How to complete this task: Every line in the data below that includes "name" belongs in the answer, copied as it stands.

Material for this task:
---+---

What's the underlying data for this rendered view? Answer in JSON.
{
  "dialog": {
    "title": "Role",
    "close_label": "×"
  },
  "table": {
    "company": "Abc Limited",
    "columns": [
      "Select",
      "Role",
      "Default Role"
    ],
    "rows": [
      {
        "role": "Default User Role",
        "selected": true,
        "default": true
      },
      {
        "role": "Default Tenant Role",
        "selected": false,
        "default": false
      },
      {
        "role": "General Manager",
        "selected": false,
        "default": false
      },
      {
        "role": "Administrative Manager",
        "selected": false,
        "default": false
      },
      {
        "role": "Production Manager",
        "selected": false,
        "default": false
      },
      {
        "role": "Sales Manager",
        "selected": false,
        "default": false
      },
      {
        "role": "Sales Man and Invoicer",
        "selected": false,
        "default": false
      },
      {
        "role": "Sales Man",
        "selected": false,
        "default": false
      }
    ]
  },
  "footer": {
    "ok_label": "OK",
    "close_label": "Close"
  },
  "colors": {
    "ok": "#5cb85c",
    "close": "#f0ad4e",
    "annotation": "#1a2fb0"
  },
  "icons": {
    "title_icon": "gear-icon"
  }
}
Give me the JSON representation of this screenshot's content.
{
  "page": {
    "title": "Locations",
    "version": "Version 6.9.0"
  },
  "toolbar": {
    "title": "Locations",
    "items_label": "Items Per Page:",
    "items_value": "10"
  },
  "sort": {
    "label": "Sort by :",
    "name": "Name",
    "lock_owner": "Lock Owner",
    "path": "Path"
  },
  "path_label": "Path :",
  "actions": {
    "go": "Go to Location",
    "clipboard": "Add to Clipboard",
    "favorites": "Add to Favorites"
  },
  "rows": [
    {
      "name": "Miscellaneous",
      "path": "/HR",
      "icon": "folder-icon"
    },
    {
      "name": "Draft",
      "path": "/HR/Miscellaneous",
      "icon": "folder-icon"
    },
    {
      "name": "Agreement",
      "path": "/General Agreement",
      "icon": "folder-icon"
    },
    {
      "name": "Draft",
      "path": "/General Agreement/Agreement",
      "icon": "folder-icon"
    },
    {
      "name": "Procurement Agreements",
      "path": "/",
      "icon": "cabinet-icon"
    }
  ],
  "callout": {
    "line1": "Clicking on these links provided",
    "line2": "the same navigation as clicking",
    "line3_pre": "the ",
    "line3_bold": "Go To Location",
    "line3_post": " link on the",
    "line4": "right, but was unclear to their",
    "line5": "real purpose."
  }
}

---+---

Finished task:
    "name": "Name",
      "name": "Miscellaneous",
      "name": "Draft",
      "name": "Agreement",
      "name": "Draft",
      "name": "Procurement Agreements",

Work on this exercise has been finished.